"Ah! I knew it. This is destiny," he smiled, still holding me in his shaky claw. "You must pass this on to your USA embassy in Islamabad I know where Osama bin Laden is hiding."
Had to admit, that nailed my attention. We sat in a shadowy corner of the hotel lobby, away from the Pakistani secret police who are given one limp copy of the daily Baluchistan Times to hide behind.
The Afghan was probably in his late 60s, too old, I thought, to go clambering around the mountains of Afghanistan hunting for bin Laden.
"I work with others," he explained.
Sounded better. I imagined a network of stealthful Afghans, banded together for the $5 million reward on bin Laden. His English was good; the old guy was probably their negotiator.
[an error occurred while processing this directive]"There are eight of us, and what do you call it a ghost," he whispered.
"Wait... A ghost? You say a ghost knows where bin Laden is hiding?"

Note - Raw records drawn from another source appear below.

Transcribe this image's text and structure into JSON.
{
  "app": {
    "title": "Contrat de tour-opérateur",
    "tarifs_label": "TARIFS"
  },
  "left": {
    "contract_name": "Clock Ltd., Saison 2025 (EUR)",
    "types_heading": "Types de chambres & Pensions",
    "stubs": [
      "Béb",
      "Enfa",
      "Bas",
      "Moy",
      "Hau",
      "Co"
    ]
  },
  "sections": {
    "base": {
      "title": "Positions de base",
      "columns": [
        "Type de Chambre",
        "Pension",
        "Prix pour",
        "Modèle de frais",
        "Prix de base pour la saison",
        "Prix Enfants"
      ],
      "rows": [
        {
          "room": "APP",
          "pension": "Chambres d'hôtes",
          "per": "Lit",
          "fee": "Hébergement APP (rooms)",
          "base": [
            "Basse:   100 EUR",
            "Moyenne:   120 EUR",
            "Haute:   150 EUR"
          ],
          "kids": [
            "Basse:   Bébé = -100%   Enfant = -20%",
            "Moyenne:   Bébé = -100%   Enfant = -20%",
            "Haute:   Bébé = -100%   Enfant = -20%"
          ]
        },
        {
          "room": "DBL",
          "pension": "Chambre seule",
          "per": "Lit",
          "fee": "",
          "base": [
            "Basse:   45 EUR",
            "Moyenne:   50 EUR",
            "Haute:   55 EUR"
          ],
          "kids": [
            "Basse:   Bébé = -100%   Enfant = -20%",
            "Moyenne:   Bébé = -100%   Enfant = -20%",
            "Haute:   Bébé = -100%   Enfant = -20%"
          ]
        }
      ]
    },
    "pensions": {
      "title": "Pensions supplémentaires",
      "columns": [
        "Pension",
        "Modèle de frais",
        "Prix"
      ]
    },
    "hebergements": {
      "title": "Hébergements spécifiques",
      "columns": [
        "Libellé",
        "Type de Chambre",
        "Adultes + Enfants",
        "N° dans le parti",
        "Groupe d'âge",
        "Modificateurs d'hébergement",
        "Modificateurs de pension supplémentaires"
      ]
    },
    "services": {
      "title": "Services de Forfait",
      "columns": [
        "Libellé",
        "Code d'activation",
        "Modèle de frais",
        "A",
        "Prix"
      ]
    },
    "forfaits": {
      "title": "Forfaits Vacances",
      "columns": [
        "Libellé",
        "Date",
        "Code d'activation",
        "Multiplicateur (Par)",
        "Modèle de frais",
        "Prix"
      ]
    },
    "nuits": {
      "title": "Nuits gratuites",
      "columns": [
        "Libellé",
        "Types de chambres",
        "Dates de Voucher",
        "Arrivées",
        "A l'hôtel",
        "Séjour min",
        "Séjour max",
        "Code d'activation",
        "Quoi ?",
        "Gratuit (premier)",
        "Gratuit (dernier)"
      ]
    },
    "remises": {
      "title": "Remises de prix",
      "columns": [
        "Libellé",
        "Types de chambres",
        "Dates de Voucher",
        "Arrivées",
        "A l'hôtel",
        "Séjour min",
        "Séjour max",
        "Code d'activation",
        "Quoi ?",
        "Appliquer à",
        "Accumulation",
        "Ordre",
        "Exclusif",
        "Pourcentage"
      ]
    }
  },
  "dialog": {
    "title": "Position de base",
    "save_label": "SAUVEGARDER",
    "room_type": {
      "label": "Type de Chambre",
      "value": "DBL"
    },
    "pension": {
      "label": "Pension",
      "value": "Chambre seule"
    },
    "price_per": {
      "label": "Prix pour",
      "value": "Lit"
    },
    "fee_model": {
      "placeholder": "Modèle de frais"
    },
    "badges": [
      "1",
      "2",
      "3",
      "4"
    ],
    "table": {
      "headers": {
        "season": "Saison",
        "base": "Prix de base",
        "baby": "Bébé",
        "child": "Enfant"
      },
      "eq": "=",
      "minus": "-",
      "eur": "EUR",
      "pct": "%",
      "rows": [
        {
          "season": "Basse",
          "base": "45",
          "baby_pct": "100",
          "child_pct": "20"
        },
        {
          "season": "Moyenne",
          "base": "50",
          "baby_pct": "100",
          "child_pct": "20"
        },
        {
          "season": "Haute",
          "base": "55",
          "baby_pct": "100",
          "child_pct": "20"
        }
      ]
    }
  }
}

He glanced furtively over at the nearest secret police agent, on a couch a few yards away. No need to worry; the agent was dozing, slack-jawed behind his newspaper.
"Yes," he insisted. "You must tell your ambassador. We can find bin Laden."

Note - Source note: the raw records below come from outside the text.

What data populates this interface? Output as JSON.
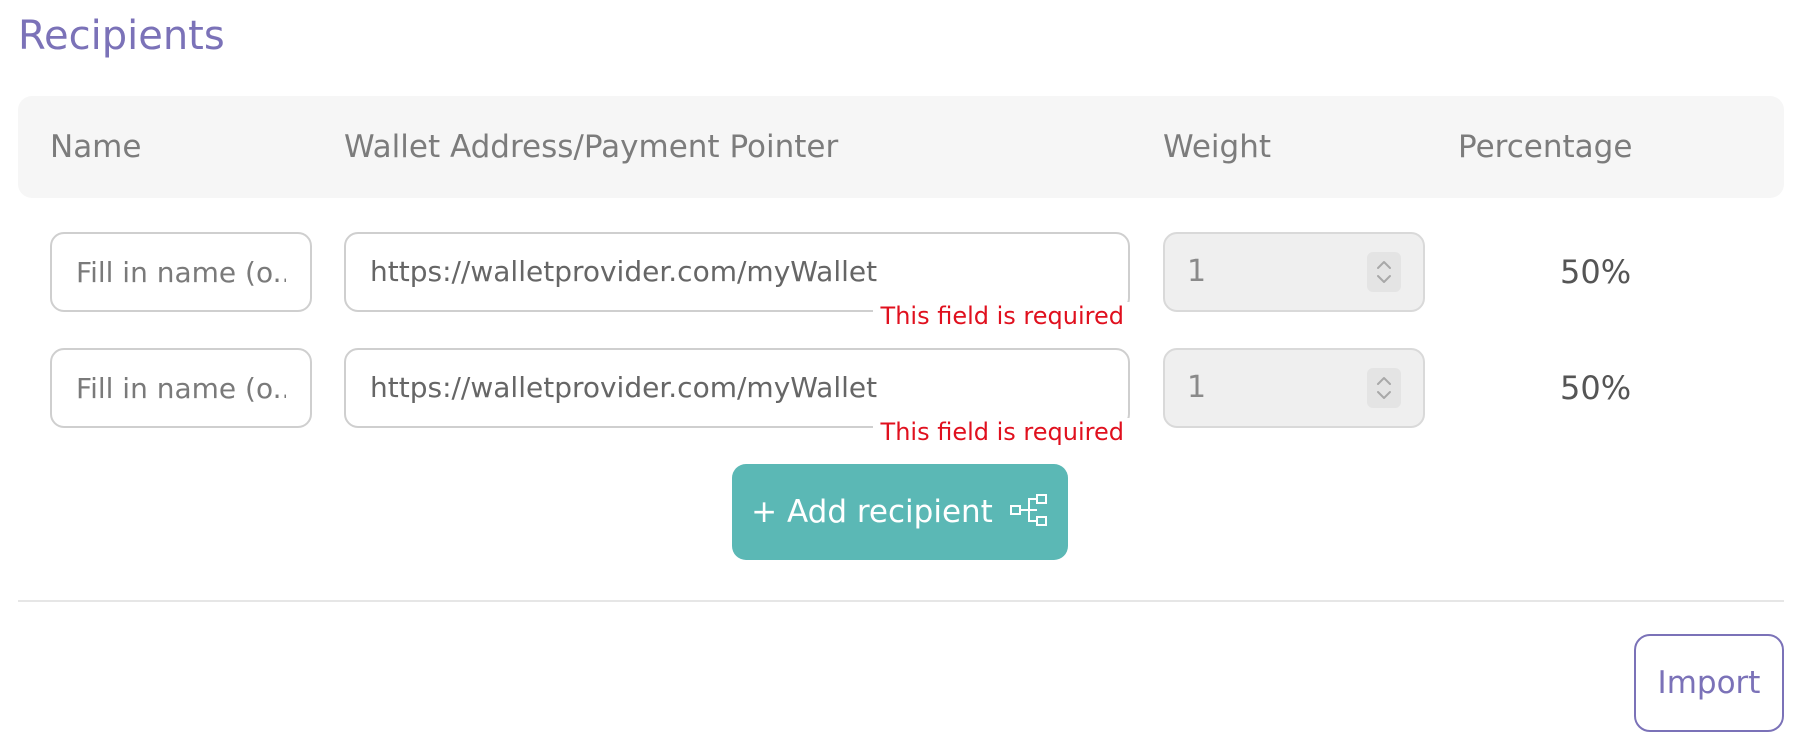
{
  "section": {
    "title": "Recipients"
  },
  "table": {
    "headers": {
      "name": "Name",
      "wallet": "Wallet Address/Payment Pointer",
      "weight": "Weight",
      "percentage": "Percentage"
    },
    "rows": [
      {
        "name_placeholder": "Fill in name (o...",
        "wallet_value": "https://walletprovider.com/myWallet",
        "error": "This field is required",
        "weight": "1",
        "percentage": "50%"
      },
      {
        "name_placeholder": "Fill in name (o...",
        "wallet_value": "https://walletprovider.com/myWallet",
        "error": "This field is required",
        "weight": "1",
        "percentage": "50%"
      }
    ]
  },
  "actions": {
    "add_label": "+ Add recipient",
    "add_icon": "split-icon",
    "import_label": "Import"
  },
  "colors": {
    "accent": "#7b72b8",
    "button_teal": "#5bb8b5",
    "error": "#e0101e"
  }
}
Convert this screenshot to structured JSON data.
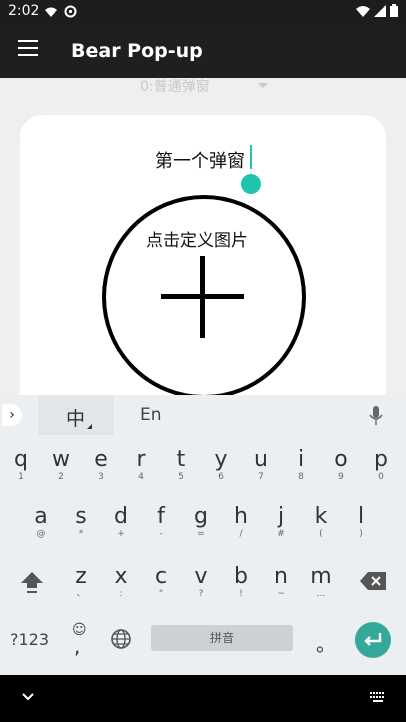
{
  "status": {
    "time": "2:02",
    "left_icons": [
      "wifi-alert-icon",
      "vpn-icon"
    ],
    "right_icons": [
      "wifi-icon",
      "signal-icon",
      "battery-icon"
    ]
  },
  "appbar": {
    "title": "Bear Pop-up",
    "menu_icon": "hamburger-menu-icon"
  },
  "spinner": {
    "value": "0:普通弹窗"
  },
  "editor": {
    "title_text": "第一个弹窗",
    "image_prompt": "点击定义图片"
  },
  "keyboard": {
    "lang_primary": "中",
    "lang_secondary": "En",
    "row1": [
      {
        "m": "q",
        "s": "1"
      },
      {
        "m": "w",
        "s": "2"
      },
      {
        "m": "e",
        "s": "3"
      },
      {
        "m": "r",
        "s": "4"
      },
      {
        "m": "t",
        "s": "5"
      },
      {
        "m": "y",
        "s": "6"
      },
      {
        "m": "u",
        "s": "7"
      },
      {
        "m": "i",
        "s": "8"
      },
      {
        "m": "o",
        "s": "9"
      },
      {
        "m": "p",
        "s": "0"
      }
    ],
    "row2": [
      {
        "m": "a",
        "s": "@"
      },
      {
        "m": "s",
        "s": "*"
      },
      {
        "m": "d",
        "s": "+"
      },
      {
        "m": "f",
        "s": "-"
      },
      {
        "m": "g",
        "s": "="
      },
      {
        "m": "h",
        "s": "/"
      },
      {
        "m": "j",
        "s": "#"
      },
      {
        "m": "k",
        "s": "("
      },
      {
        "m": "l",
        "s": ")"
      }
    ],
    "row3": [
      {
        "m": "z",
        "s": "、"
      },
      {
        "m": "x",
        "s": ":"
      },
      {
        "m": "c",
        "s": "\""
      },
      {
        "m": "v",
        "s": "?"
      },
      {
        "m": "b",
        "s": "!"
      },
      {
        "m": "n",
        "s": "~"
      },
      {
        "m": "m",
        "s": "…"
      }
    ],
    "symbols_label": "?123",
    "emoji_label": "☺",
    "comma_label": ",",
    "space_label": "拼音",
    "period_label": "。"
  },
  "colors": {
    "accent": "#1fc4b0",
    "enter": "#35a999",
    "appbar": "#1f1f1f"
  }
}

Turns out the guy holds a kind of spirit-invoking seance, and the terrorist-hunting ghost channels through a nine-year old girl. This man with the trembling hands professed to be a palmist, and an expert in Pythagoras' arcane geometry.

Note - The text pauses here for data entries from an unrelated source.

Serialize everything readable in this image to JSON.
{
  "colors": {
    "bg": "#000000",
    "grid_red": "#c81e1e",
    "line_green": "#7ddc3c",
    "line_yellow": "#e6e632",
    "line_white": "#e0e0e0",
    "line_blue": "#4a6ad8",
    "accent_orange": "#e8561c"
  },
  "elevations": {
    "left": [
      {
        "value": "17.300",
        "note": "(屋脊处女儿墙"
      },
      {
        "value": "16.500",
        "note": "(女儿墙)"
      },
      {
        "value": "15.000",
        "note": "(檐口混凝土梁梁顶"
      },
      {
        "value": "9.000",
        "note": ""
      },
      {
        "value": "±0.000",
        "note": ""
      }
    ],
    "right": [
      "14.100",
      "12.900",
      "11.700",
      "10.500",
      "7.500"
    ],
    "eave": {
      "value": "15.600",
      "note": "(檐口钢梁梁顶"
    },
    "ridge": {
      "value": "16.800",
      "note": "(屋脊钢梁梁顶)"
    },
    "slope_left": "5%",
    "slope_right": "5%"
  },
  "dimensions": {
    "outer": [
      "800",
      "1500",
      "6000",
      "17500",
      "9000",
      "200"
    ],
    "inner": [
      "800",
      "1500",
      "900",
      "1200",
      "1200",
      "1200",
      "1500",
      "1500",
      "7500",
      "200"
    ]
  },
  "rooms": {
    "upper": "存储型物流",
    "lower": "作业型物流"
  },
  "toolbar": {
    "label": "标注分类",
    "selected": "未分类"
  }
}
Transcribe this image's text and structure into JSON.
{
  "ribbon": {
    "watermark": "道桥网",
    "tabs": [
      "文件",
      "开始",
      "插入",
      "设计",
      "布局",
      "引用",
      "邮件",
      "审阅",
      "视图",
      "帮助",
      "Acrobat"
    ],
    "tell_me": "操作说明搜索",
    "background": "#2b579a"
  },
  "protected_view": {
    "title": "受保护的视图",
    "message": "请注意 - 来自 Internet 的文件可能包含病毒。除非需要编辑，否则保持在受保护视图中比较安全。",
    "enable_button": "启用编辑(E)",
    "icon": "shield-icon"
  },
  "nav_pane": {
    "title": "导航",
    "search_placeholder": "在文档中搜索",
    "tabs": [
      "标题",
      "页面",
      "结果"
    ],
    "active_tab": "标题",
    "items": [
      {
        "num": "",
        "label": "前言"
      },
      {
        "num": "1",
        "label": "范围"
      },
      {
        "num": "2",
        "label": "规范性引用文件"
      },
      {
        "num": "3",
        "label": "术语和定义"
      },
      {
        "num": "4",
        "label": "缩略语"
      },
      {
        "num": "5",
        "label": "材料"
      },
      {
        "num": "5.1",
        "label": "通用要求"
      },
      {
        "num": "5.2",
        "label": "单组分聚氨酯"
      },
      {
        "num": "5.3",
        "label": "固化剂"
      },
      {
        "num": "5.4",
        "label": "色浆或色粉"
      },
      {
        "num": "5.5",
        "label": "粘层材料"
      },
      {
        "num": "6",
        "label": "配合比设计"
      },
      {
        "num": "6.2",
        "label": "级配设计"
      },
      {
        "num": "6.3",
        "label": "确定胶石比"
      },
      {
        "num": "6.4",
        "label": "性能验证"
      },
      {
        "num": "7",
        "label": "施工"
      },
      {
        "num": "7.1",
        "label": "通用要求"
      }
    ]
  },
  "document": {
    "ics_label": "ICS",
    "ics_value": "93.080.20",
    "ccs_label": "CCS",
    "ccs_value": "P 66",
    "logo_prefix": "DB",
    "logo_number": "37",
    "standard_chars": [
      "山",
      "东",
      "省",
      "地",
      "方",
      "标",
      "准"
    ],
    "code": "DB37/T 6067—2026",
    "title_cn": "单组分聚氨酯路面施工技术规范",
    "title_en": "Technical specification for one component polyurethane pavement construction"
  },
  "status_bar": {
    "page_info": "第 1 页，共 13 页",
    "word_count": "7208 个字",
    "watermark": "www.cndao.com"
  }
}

I tried to let him down gently. I explained that the Americans were relying on satellites and electronic eavesdropping and...
"But," he interrupted, " You haven't found him yet with those things."
That was true. I offered him a deal: I wanted to attend one of his seances, first. Maybe get a telepathic glimpse of bin Laden crouching beside a fire in a cave, the long shadow of his beard flickering on the rock wall. Then the Afghan pulled out a slip of paper with letters written on it.
"It's my neighbor's telephone. I've put it in code. Call me at 4 p.m."
I did. He made excuses. He was afraid the secret police would shadow me to his house and arrest everybody but the ghost.
"I speak Pashtun. I can help you with your journalistic inquiries," he then offered.
I declined. What sort of a translation would I get? Living voices jumbled with the dead. Even still, this guy had to be better than the caliber of translator available up in Northern Alliance territory. The rapacious commanders of the Northern Alliance assign you a translator and charge you $150 a day. Often, their English isn't so good. When introduced to her new translator, one journalist asked his name. His reply: "I am jobless."